  2. Oh girl I love high heel shoes, but like you I have had to give them up. Between Parkinson’s and a new hip, I cannot safely walk in them anymore. There are days that I have worn them anyway, and like you, I suffered for it. It seems like all of us at one time or the other “put on appearances”. You are an inspiration to us all, keep up the good work and I and we will pray for you. Karen

  3. Such great insight and wisdom. Love the shoes BTW! You are giving us such an incredible gift with your posts. Remember to link them up!

  4. Hey Vickie, all of a sudden my mother had to have a walker the other day when I took her to the dentist–hip problem. I have never parked in a handicapped place, but I did yesterday at the dentist. I would have DARED someone to say anything to me! I am going to have to get a permit for when I take her anywhere! But you are correct–we are so quick to judge. I have an autoimmune disease that carries joint pain and fatigue. I have felt the same way at Kroger in Benton. The parking lot slopes upward from the store and at times, I have had to park right next to Military. By the time I get a running start and make it to the top of the hill, I am done! I don’t have a hc permit, but if I did, I can imagine what people would say. So I don’t even pay any attention to who is parked in those spaces. Just another part of judging and sticking your nose where it doesn’t belong! Rant over! Just think God expects us to sweep around our own back door!!! We never know what burdens other people are carrying!!

  5. Oh my goodness!!! I read this post this morning and did not have time to comment because of a Dr.’s appointment. But I have pondered it all day. And as I was on my way home, tonight, I stopped at a Wal-Mart. What I saw in the parking lot just made me giggle to myself, involuntarily.

    I saw a car with a “handicapped” license plate parked in a “handicapped” parking space (the kind with a post in front with the sign, so you cannot pull forward out of that space) and directly behind this car were not one, but two carts, left where someone just could not keep walking anymore! I thought of you, of course, and really thought it must have been lazy and mean people who would do such a thing to the handicapped driver. Really.

    And I thought it incredibly ironic.

    Anyway since I was on my way into the store, I grabbed one and took it in with me. I did not try to round them both up, because it was pouring rain. After I got inside I began to feel shopping cart shame because of someone else’s cart!

    And then I sort of giggled again, thinking of someone coming out to find that, and wondering why there was a shopping cart left behind his car.
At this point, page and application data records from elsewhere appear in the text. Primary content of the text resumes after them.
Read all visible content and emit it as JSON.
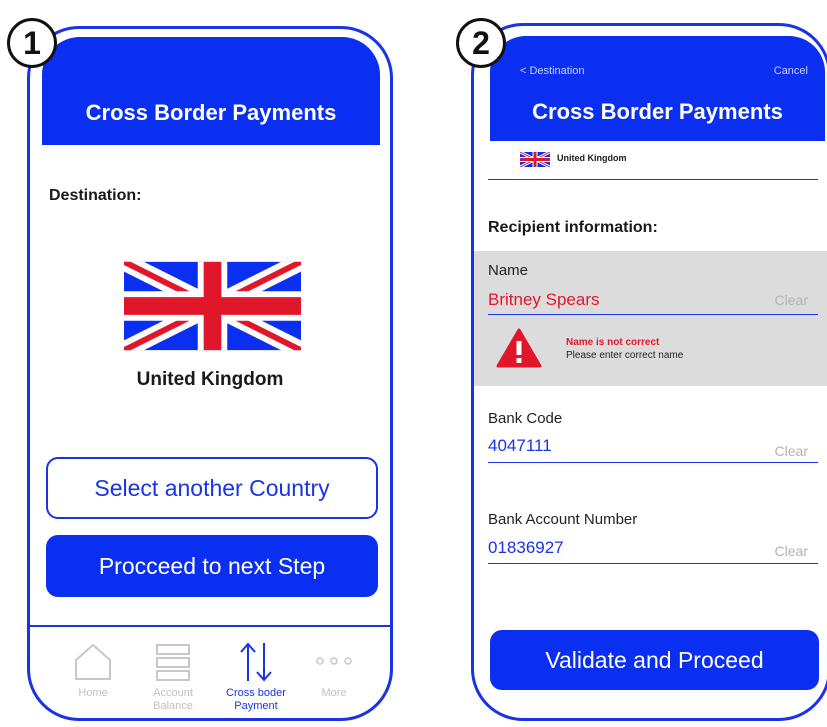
{
  "screen1": {
    "step": "1",
    "header_title": "Cross Border Payments",
    "destination_label": "Destination:",
    "country_name": "United Kingdom",
    "select_button": "Select another Country",
    "proceed_button": "Procceed to next Step",
    "nav": [
      {
        "label": "Home",
        "icon": "home-icon",
        "active": false
      },
      {
        "label": "Account\nBalance",
        "icon": "account-balance-icon",
        "active": false
      },
      {
        "label": "Cross boder\nPayment",
        "icon": "transfer-arrows-icon",
        "active": true
      },
      {
        "label": "More",
        "icon": "more-dots-icon",
        "active": false
      }
    ]
  },
  "screen2": {
    "step": "2",
    "back_link": "< Destination",
    "cancel_link": "Cancel",
    "header_title": "Cross Border Payments",
    "selected_country": "United Kingdom",
    "recipient_heading": "Recipient information:",
    "name_label": "Name",
    "name_value": "Britney Spears",
    "clear_label": "Clear",
    "error_title": "Name is not correct",
    "error_message": "Please enter correct name",
    "bank_code_label": "Bank Code",
    "bank_code_value": "4047111",
    "account_label": "Bank Account Number",
    "account_value": "01836927",
    "validate_button": "Validate and Proceed"
  },
  "colors": {
    "accent": "#0a2ff0",
    "error": "#e0172b",
    "highlight_bg": "#dcdcdc",
    "muted": "#b3b3b3"
  }
}
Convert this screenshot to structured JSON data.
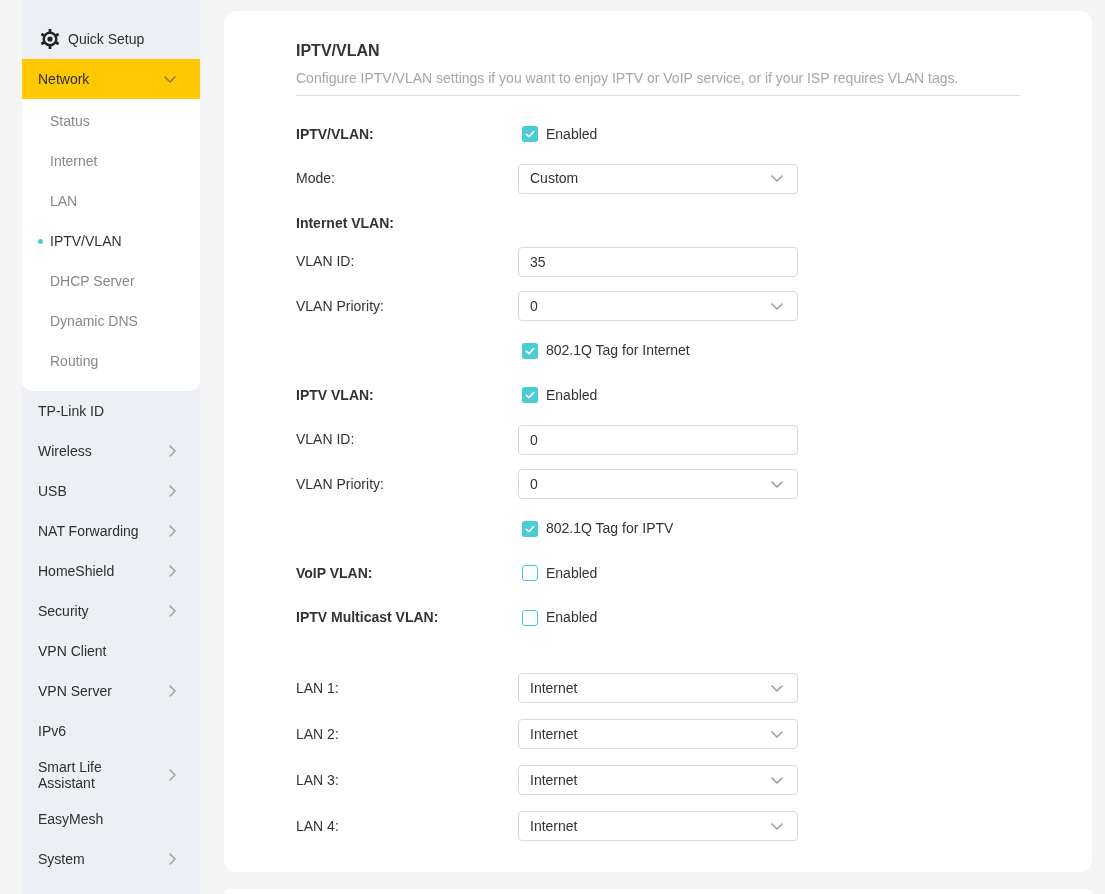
{
  "sidebar": {
    "items": [
      {
        "label": "Quick Setup",
        "kind": "shortcut",
        "selected": false
      },
      {
        "label": "Network",
        "kind": "group",
        "selected": true,
        "expanded": true,
        "children": [
          {
            "label": "Status",
            "selected": false
          },
          {
            "label": "Internet",
            "selected": false
          },
          {
            "label": "LAN",
            "selected": false
          },
          {
            "label": "IPTV/VLAN",
            "selected": true
          },
          {
            "label": "DHCP Server",
            "selected": false
          },
          {
            "label": "Dynamic DNS",
            "selected": false
          },
          {
            "label": "Routing",
            "selected": false
          }
        ]
      },
      {
        "label": "TP-Link ID",
        "kind": "link",
        "selected": false
      },
      {
        "label": "Wireless",
        "kind": "group",
        "selected": false,
        "expanded": false
      },
      {
        "label": "USB",
        "kind": "group",
        "selected": false,
        "expanded": false
      },
      {
        "label": "NAT Forwarding",
        "kind": "group",
        "selected": false,
        "expanded": false
      },
      {
        "label": "HomeShield",
        "kind": "group",
        "selected": false,
        "expanded": false
      },
      {
        "label": "Security",
        "kind": "group",
        "selected": false,
        "expanded": false
      },
      {
        "label": "VPN Client",
        "kind": "link",
        "selected": false
      },
      {
        "label": "VPN Server",
        "kind": "group",
        "selected": false,
        "expanded": false
      },
      {
        "label": "IPv6",
        "kind": "link",
        "selected": false
      },
      {
        "label": "Smart Life Assistant",
        "kind": "group",
        "selected": false,
        "expanded": false
      },
      {
        "label": "EasyMesh",
        "kind": "link",
        "selected": false
      },
      {
        "label": "System",
        "kind": "group",
        "selected": false,
        "expanded": false
      }
    ]
  },
  "form": {
    "title": "IPTV/VLAN",
    "description": "Configure IPTV/VLAN settings if you want to enjoy IPTV or VoIP service, or if your ISP requires VLAN tags.",
    "rows": [
      {
        "kind": "section",
        "label": "IPTV/VLAN:",
        "option": "Enabled",
        "checked": true
      },
      {
        "kind": "select",
        "label": "Mode:",
        "value": "Custom"
      },
      {
        "kind": "section",
        "label": "Internet VLAN:"
      },
      {
        "kind": "input",
        "label": "VLAN ID:",
        "value": "35"
      },
      {
        "kind": "select",
        "label": "VLAN Priority:",
        "value": "0"
      },
      {
        "kind": "checkbox",
        "option": "802.1Q Tag for Internet",
        "checked": true
      },
      {
        "kind": "section",
        "label": "IPTV VLAN:",
        "option": "Enabled",
        "checked": true
      },
      {
        "kind": "input",
        "label": "VLAN ID:",
        "value": "0"
      },
      {
        "kind": "select",
        "label": "VLAN Priority:",
        "value": "0"
      },
      {
        "kind": "checkbox",
        "option": "802.1Q Tag for IPTV",
        "checked": true
      },
      {
        "kind": "section",
        "label": "VoIP VLAN:",
        "option": "Enabled",
        "checked": false
      },
      {
        "kind": "section",
        "label": "IPTV Multicast VLAN:",
        "option": "Enabled",
        "checked": false
      }
    ],
    "ports": [
      {
        "label": "LAN 1:",
        "value": "Internet"
      },
      {
        "label": "LAN 2:",
        "value": "Internet"
      },
      {
        "label": "LAN 3:",
        "value": "Internet"
      },
      {
        "label": "LAN 4:",
        "value": "Internet"
      }
    ]
  }
}
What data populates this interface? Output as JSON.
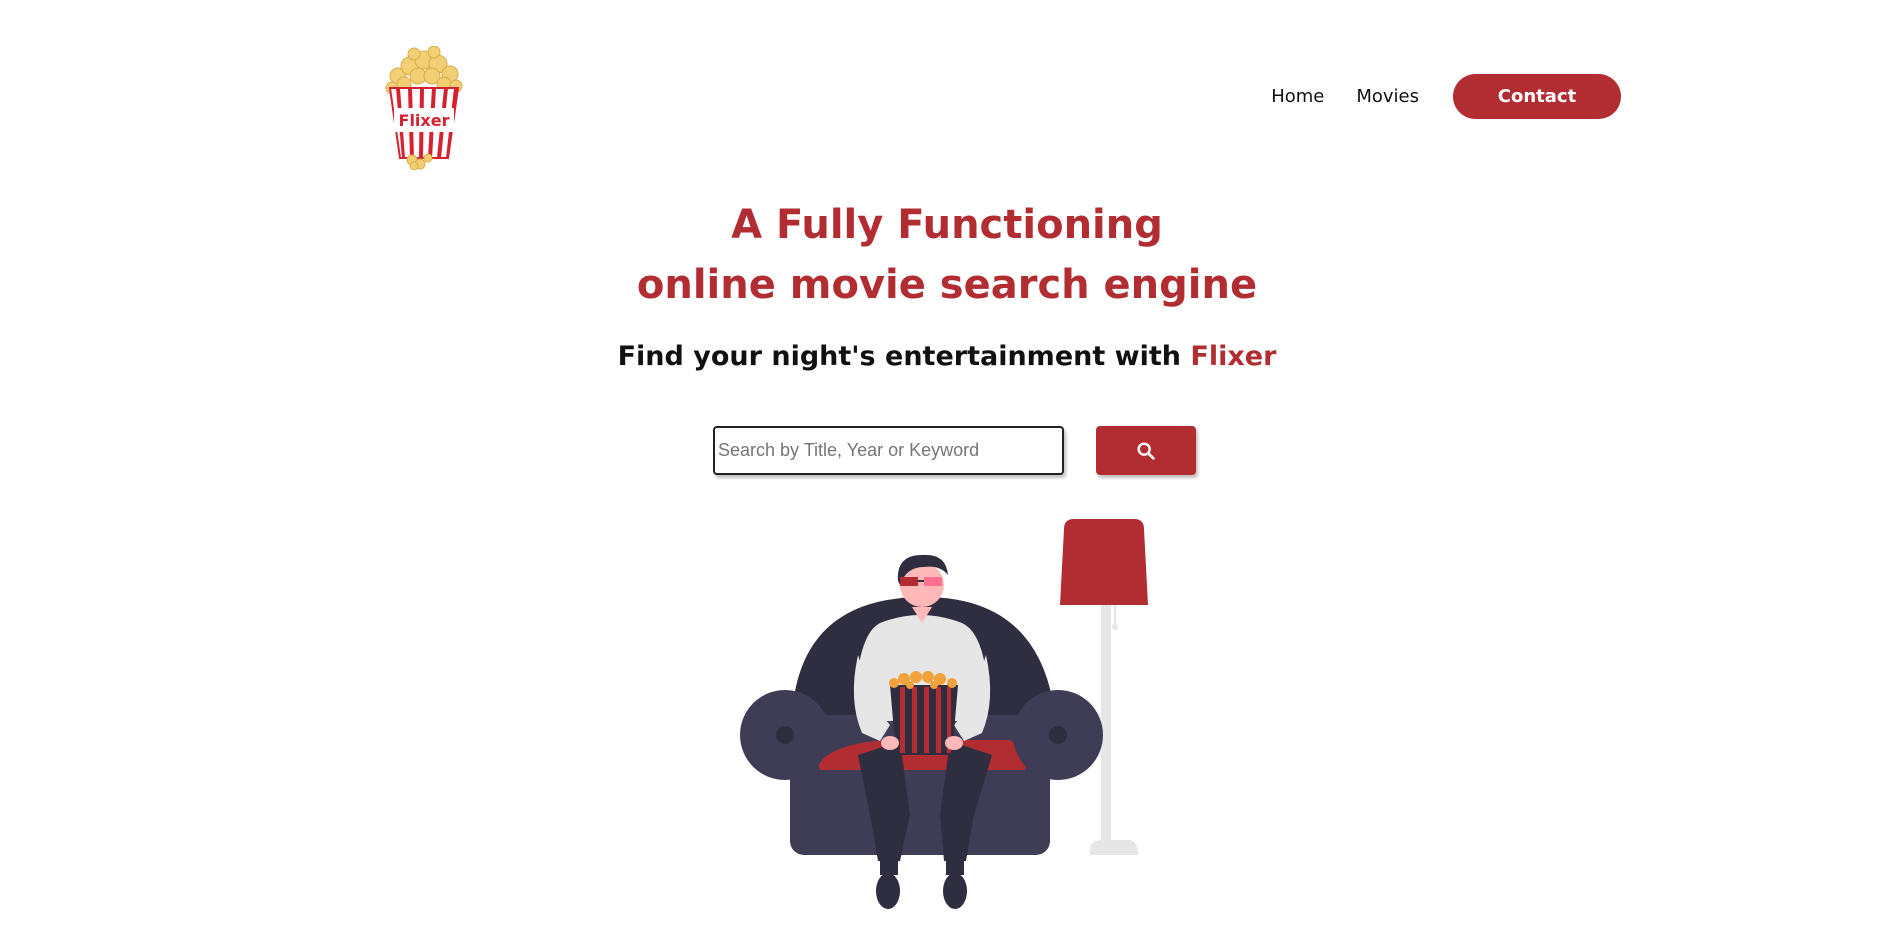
{
  "header": {
    "logo_text": "Flixer",
    "logo_icon": "popcorn-bucket-icon",
    "nav": {
      "home_label": "Home",
      "movies_label": "Movies",
      "contact_label": "Contact"
    }
  },
  "hero": {
    "title_line1": "A Fully Functioning",
    "title_line2": "online movie search engine",
    "tagline_prefix": "Find your night's entertainment with ",
    "tagline_brand": "Flixer"
  },
  "search": {
    "placeholder": "Search by Title, Year or Keyword",
    "value": "",
    "button_icon": "search-icon"
  },
  "illustration": {
    "subject": "person-on-armchair-with-popcorn-illustration"
  },
  "colors": {
    "brand_red": "#b22d32",
    "text_dark": "#111111",
    "couch": "#3f3d56",
    "lamp_pole": "#e6e6e6"
  }
}
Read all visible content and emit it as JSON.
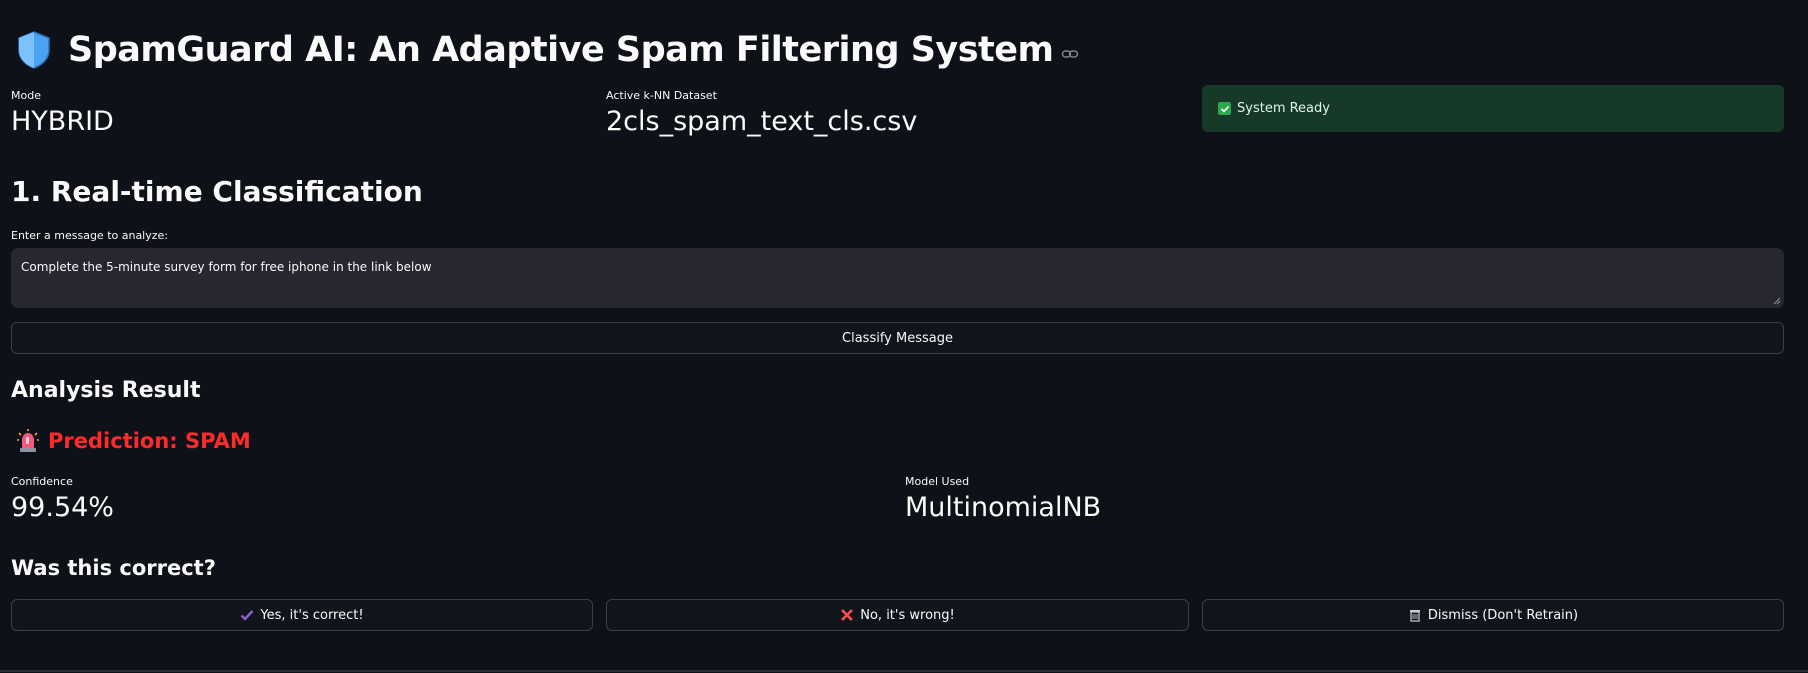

    And why there weren’t two! 😉

  6. This blog is a fantastic read!:)

    We are all looking after the same thing. To be loved . To be accepted. And to understand the difference.;)

    Thank you for sharing your walk with us!;)